*** RECORD SET Section Begins ***
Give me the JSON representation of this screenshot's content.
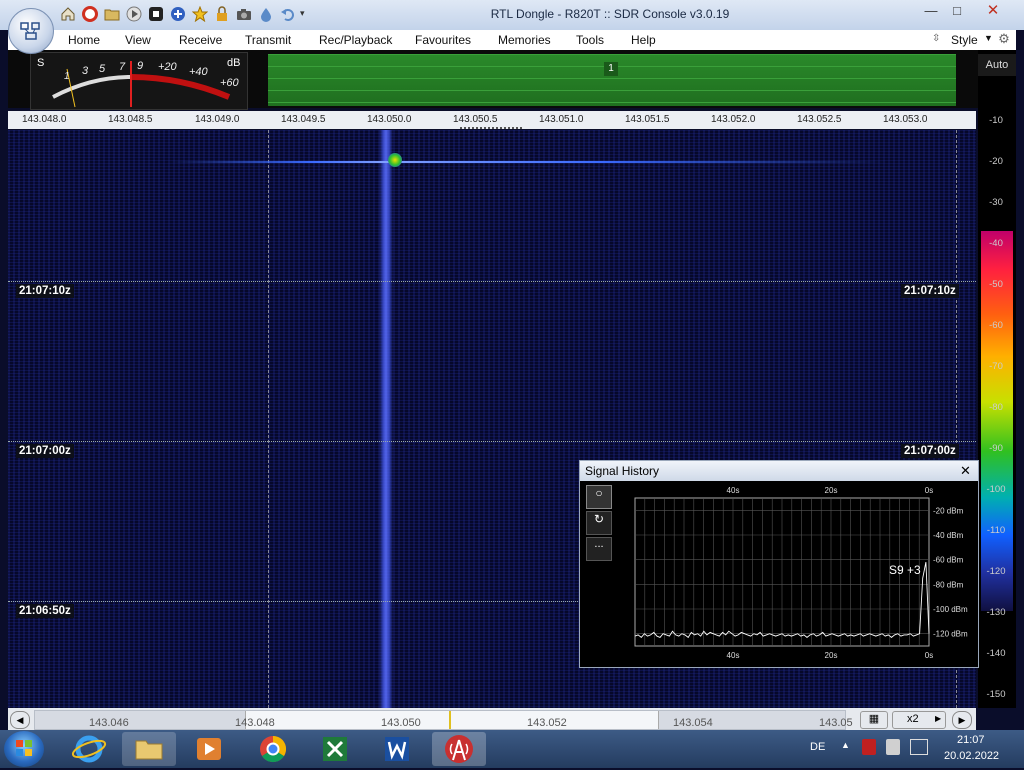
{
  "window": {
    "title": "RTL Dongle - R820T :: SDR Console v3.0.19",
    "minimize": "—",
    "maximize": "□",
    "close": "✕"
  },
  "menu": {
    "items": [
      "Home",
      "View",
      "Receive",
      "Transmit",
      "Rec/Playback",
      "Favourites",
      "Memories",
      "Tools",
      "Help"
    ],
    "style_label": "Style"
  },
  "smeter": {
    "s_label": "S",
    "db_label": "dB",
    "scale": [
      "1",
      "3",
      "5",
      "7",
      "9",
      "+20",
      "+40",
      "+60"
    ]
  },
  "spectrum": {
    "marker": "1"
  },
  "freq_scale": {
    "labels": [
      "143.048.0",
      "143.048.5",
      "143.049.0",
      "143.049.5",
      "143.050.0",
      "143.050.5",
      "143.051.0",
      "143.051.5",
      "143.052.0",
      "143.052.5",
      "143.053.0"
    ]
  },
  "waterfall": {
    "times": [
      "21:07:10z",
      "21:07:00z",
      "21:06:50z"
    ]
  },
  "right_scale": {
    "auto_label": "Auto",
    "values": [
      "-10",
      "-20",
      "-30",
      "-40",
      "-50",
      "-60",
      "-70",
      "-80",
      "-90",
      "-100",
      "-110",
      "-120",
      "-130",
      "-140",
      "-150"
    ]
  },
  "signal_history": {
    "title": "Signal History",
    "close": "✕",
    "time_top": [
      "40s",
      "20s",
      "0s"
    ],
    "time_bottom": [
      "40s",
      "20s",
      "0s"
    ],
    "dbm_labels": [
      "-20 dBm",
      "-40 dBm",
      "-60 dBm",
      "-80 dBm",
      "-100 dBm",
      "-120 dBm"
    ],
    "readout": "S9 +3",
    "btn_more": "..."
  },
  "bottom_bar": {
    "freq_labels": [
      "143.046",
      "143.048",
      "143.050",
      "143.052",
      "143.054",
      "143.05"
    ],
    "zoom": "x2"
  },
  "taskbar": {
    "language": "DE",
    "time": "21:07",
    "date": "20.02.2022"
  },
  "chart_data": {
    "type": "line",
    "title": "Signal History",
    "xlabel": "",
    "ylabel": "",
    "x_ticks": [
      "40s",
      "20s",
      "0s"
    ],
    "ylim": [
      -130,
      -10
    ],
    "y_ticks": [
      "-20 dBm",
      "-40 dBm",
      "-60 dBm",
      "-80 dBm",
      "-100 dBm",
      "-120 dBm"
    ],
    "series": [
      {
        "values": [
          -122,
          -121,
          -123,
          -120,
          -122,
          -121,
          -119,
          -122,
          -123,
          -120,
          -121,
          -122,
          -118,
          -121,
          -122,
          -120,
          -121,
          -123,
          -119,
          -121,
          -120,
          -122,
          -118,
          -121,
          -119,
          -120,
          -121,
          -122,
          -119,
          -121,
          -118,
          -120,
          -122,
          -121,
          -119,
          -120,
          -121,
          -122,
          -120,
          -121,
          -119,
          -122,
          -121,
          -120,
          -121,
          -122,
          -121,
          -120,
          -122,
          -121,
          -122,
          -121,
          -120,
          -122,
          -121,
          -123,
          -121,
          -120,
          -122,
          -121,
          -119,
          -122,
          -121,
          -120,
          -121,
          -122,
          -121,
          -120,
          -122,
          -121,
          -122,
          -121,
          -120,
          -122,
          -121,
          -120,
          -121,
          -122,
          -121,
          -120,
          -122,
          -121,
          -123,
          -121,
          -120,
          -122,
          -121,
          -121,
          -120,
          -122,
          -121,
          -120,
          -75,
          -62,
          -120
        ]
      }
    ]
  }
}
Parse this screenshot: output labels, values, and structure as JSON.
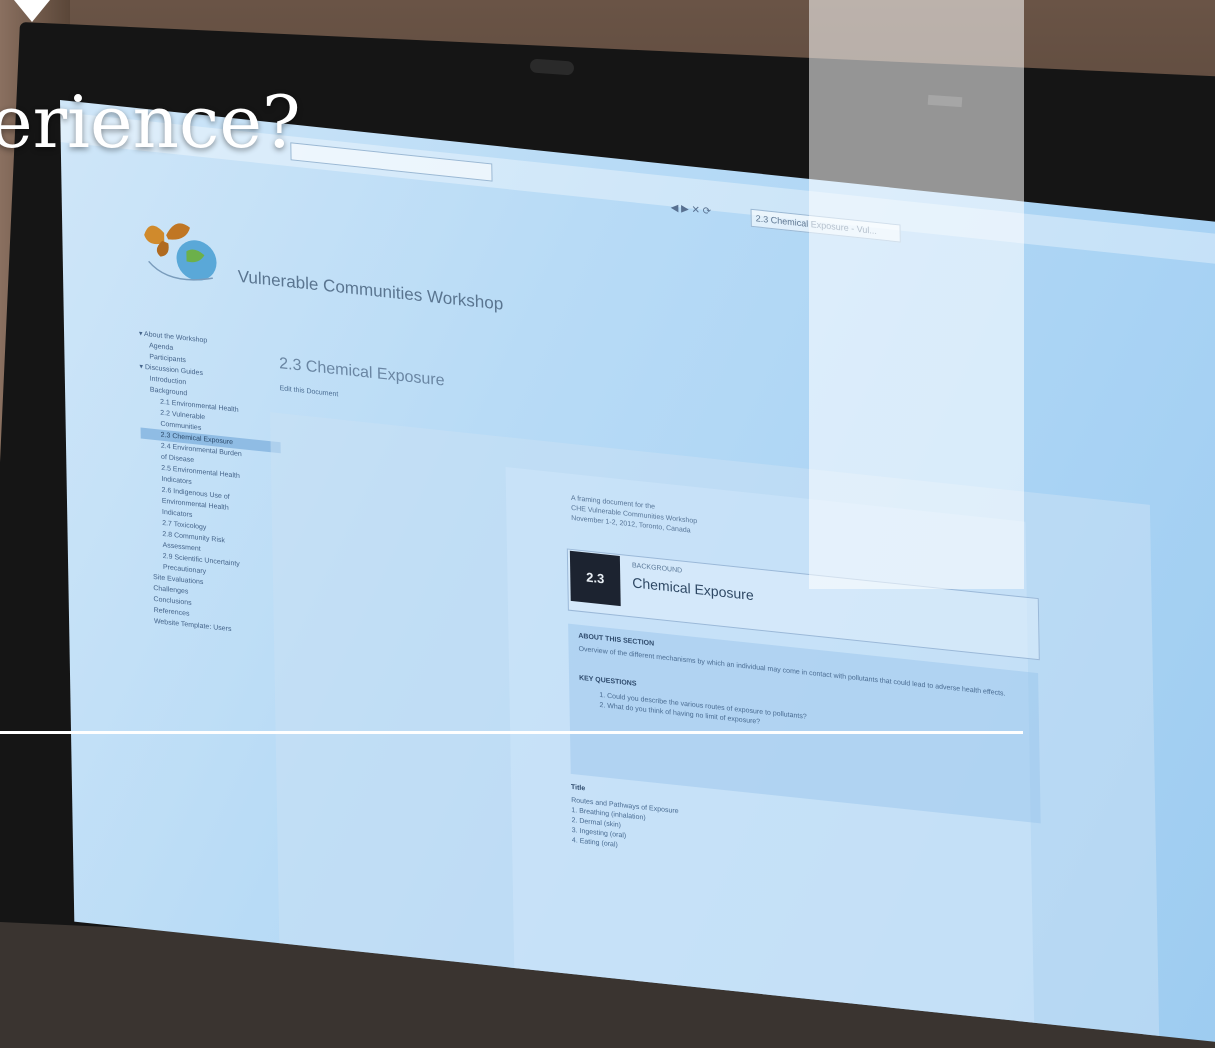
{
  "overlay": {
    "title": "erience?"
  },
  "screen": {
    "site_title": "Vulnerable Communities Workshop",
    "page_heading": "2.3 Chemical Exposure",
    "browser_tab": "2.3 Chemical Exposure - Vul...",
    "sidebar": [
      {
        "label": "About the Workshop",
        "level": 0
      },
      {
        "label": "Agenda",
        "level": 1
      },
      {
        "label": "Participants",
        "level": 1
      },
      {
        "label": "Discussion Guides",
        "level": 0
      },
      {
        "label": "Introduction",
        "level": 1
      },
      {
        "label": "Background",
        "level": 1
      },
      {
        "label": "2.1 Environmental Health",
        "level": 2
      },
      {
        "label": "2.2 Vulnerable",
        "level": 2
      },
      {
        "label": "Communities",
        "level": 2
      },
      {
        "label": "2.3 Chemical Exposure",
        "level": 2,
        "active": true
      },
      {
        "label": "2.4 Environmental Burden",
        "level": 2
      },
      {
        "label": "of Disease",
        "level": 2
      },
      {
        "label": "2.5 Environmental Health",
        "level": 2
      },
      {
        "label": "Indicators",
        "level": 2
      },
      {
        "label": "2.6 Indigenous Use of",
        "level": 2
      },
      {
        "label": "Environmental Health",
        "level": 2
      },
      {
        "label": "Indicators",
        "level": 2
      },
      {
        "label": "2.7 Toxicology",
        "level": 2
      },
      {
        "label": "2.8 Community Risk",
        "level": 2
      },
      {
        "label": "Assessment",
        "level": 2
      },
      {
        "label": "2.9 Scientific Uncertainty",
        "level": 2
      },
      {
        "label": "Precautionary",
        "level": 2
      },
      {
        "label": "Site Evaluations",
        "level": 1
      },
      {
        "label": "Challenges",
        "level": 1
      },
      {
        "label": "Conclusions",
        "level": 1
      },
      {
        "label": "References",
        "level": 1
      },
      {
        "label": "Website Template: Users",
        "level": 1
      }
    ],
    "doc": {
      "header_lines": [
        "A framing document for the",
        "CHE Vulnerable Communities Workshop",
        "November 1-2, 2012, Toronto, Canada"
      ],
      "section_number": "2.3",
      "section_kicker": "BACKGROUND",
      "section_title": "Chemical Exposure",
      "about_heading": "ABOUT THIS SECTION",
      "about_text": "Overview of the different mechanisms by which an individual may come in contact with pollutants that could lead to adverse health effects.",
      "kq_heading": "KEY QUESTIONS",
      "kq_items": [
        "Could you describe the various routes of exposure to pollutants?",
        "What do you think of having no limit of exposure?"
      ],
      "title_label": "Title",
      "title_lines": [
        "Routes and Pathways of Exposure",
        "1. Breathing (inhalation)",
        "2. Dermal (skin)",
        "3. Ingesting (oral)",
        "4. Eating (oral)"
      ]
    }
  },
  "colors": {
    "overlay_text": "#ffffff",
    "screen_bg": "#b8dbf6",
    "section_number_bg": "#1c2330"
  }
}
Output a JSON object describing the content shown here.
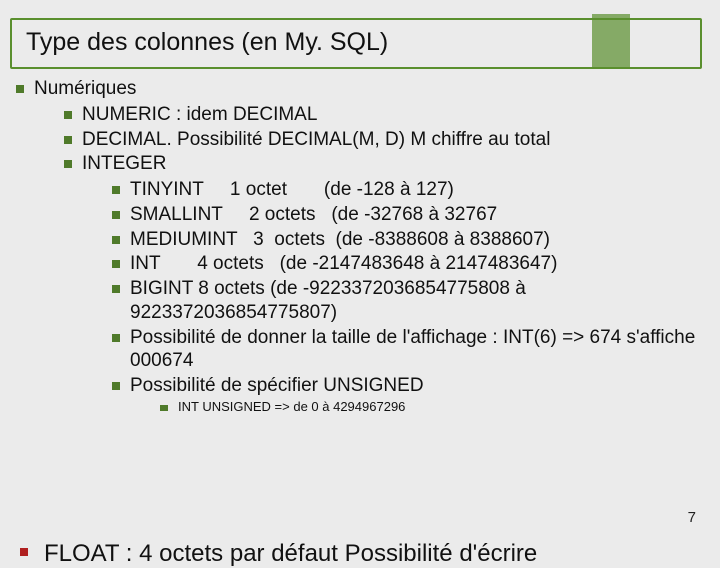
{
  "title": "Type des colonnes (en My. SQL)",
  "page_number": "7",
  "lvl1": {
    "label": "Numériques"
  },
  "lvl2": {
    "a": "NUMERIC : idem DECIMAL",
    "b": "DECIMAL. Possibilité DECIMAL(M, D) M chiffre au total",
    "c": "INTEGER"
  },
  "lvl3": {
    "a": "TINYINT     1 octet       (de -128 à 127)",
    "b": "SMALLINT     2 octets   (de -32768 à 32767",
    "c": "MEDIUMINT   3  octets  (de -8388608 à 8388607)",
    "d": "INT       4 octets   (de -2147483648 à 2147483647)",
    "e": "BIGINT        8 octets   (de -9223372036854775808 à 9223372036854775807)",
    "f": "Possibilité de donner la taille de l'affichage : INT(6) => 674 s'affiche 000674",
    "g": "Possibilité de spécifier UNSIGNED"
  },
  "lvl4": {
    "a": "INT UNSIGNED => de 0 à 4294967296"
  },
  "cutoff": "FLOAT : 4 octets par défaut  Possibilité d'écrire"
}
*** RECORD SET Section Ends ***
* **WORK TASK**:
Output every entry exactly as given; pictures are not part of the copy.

* **EXERCISE OUTPUT**:
Give me the JSON representation of this screenshot's content.
{
  "window": {
    "title": "RTL Dongle - R820T :: SDR Console v3.0.19",
    "minimize": "—",
    "maximize": "□",
    "close": "✕"
  },
  "menu": {
    "items": [
      "Home",
      "View",
      "Receive",
      "Transmit",
      "Rec/Playback",
      "Favourites",
      "Memories",
      "Tools",
      "Help"
    ],
    "style_label": "Style"
  },
  "smeter": {
    "s_label": "S",
    "db_label": "dB",
    "scale": [
      "1",
      "3",
      "5",
      "7",
      "9",
      "+20",
      "+40",
      "+60"
    ]
  },
  "spectrum": {
    "marker": "1"
  },
  "freq_scale": {
    "labels": [
      "143.048.0",
      "143.048.5",
      "143.049.0",
      "143.049.5",
      "143.050.0",
      "143.050.5",
      "143.051.0",
      "143.051.5",
      "143.052.0",
      "143.052.5",
      "143.053.0"
    ]
  },
  "waterfall": {
    "times": [
      "21:07:10z",
      "21:07:00z",
      "21:06:50z"
    ]
  },
  "right_scale": {
    "auto_label": "Auto",
    "values": [
      "-10",
      "-20",
      "-30",
      "-40",
      "-50",
      "-60",
      "-70",
      "-80",
      "-90",
      "-100",
      "-110",
      "-120",
      "-130",
      "-140",
      "-150"
    ]
  },
  "signal_history": {
    "title": "Signal History",
    "close": "✕",
    "time_top": [
      "40s",
      "20s",
      "0s"
    ],
    "time_bottom": [
      "40s",
      "20s",
      "0s"
    ],
    "dbm_labels": [
      "-20 dBm",
      "-40 dBm",
      "-60 dBm",
      "-80 dBm",
      "-100 dBm",
      "-120 dBm"
    ],
    "readout": "S9 +3",
    "btn_more": "..."
  },
  "bottom_bar": {
    "freq_labels": [
      "143.046",
      "143.048",
      "143.050",
      "143.052",
      "143.054",
      "143.05"
    ],
    "zoom": "x2"
  },
  "taskbar": {
    "language": "DE",
    "time": "21:07",
    "date": "20.02.2022"
  },
  "chart_data": {
    "type": "line",
    "title": "Signal History",
    "xlabel": "",
    "ylabel": "",
    "x_ticks": [
      "40s",
      "20s",
      "0s"
    ],
    "ylim": [
      -130,
      -10
    ],
    "y_ticks": [
      "-20 dBm",
      "-40 dBm",
      "-60 dBm",
      "-80 dBm",
      "-100 dBm",
      "-120 dBm"
    ],
    "series": [
      {
        "values": [
          -122,
          -121,
          -123,
          -120,
          -122,
          -121,
          -119,
          -122,
          -123,
          -120,
          -121,
          -122,
          -118,
          -121,
          -122,
          -120,
          -121,
          -123,
          -119,
          -121,
          -120,
          -122,
          -118,
          -121,
          -119,
          -120,
          -121,
          -122,
          -119,
          -121,
          -118,
          -120,
          -122,
          -121,
          -119,
          -120,
          -121,
          -122,
          -120,
          -121,
          -119,
          -122,
          -121,
          -120,
          -121,
          -122,
          -121,
          -120,
          -122,
          -121,
          -122,
          -121,
          -120,
          -122,
          -121,
          -123,
          -121,
          -120,
          -122,
          -121,
          -119,
          -122,
          -121,
          -120,
          -121,
          -122,
          -121,
          -120,
          -122,
          -121,
          -122,
          -121,
          -120,
          -122,
          -121,
          -120,
          -121,
          -122,
          -121,
          -120,
          -122,
          -121,
          -123,
          -121,
          -120,
          -122,
          -121,
          -121,
          -120,
          -122,
          -121,
          -120,
          -75,
          -62,
          -120
        ]
      }
    ]
  }
}
Parse this screenshot: output labels, values, and structure as JSON.
{
  "overlay": {
    "title": "erience?"
  },
  "screen": {
    "site_title": "Vulnerable Communities Workshop",
    "page_heading": "2.3 Chemical Exposure",
    "browser_tab": "2.3 Chemical Exposure - Vul...",
    "sidebar": [
      {
        "label": "About the Workshop",
        "level": 0
      },
      {
        "label": "Agenda",
        "level": 1
      },
      {
        "label": "Participants",
        "level": 1
      },
      {
        "label": "Discussion Guides",
        "level": 0
      },
      {
        "label": "Introduction",
        "level": 1
      },
      {
        "label": "Background",
        "level": 1
      },
      {
        "label": "2.1 Environmental Health",
        "level": 2
      },
      {
        "label": "2.2 Vulnerable",
        "level": 2
      },
      {
        "label": "Communities",
        "level": 2
      },
      {
        "label": "2.3 Chemical Exposure",
        "level": 2,
        "active": true
      },
      {
        "label": "2.4 Environmental Burden",
        "level": 2
      },
      {
        "label": "of Disease",
        "level": 2
      },
      {
        "label": "2.5 Environmental Health",
        "level": 2
      },
      {
        "label": "Indicators",
        "level": 2
      },
      {
        "label": "2.6 Indigenous Use of",
        "level": 2
      },
      {
        "label": "Environmental Health",
        "level": 2
      },
      {
        "label": "Indicators",
        "level": 2
      },
      {
        "label": "2.7 Toxicology",
        "level": 2
      },
      {
        "label": "2.8 Community Risk",
        "level": 2
      },
      {
        "label": "Assessment",
        "level": 2
      },
      {
        "label": "2.9 Scientific Uncertainty",
        "level": 2
      },
      {
        "label": "Precautionary",
        "level": 2
      },
      {
        "label": "Site Evaluations",
        "level": 1
      },
      {
        "label": "Challenges",
        "level": 1
      },
      {
        "label": "Conclusions",
        "level": 1
      },
      {
        "label": "References",
        "level": 1
      },
      {
        "label": "Website Template: Users",
        "level": 1
      }
    ],
    "doc": {
      "header_lines": [
        "A framing document for the",
        "CHE Vulnerable Communities Workshop",
        "November 1-2, 2012, Toronto, Canada"
      ],
      "section_number": "2.3",
      "section_kicker": "BACKGROUND",
      "section_title": "Chemical Exposure",
      "about_heading": "ABOUT THIS SECTION",
      "about_text": "Overview of the different mechanisms by which an individual may come in contact with pollutants that could lead to adverse health effects.",
      "kq_heading": "KEY QUESTIONS",
      "kq_items": [
        "Could you describe the various routes of exposure to pollutants?",
        "What do you think of having no limit of exposure?"
      ],
      "title_label": "Title",
      "title_lines": [
        "Routes and Pathways of Exposure",
        "1. Breathing (inhalation)",
        "2. Dermal (skin)",
        "3. Ingesting (oral)",
        "4. Eating (oral)"
      ]
    }
  },
  "colors": {
    "overlay_text": "#ffffff",
    "screen_bg": "#b8dbf6",
    "section_number_bg": "#1c2330"
  }
}
Output a JSON object describing the content shown here.
{
  "title": "Type des colonnes (en My. SQL)",
  "page_number": "7",
  "lvl1": {
    "label": "Numériques"
  },
  "lvl2": {
    "a": "NUMERIC : idem DECIMAL",
    "b": "DECIMAL. Possibilité DECIMAL(M, D) M chiffre au total",
    "c": "INTEGER"
  },
  "lvl3": {
    "a": "TINYINT     1 octet       (de -128 à 127)",
    "b": "SMALLINT     2 octets   (de -32768 à 32767",
    "c": "MEDIUMINT   3  octets  (de -8388608 à 8388607)",
    "d": "INT       4 octets   (de -2147483648 à 2147483647)",
    "e": "BIGINT        8 octets   (de -9223372036854775808 à 9223372036854775807)",
    "f": "Possibilité de donner la taille de l'affichage : INT(6) => 674 s'affiche 000674",
    "g": "Possibilité de spécifier UNSIGNED"
  },
  "lvl4": {
    "a": "INT UNSIGNED => de 0 à 4294967296"
  },
  "cutoff": "FLOAT : 4 octets par défaut  Possibilité d'écrire"
}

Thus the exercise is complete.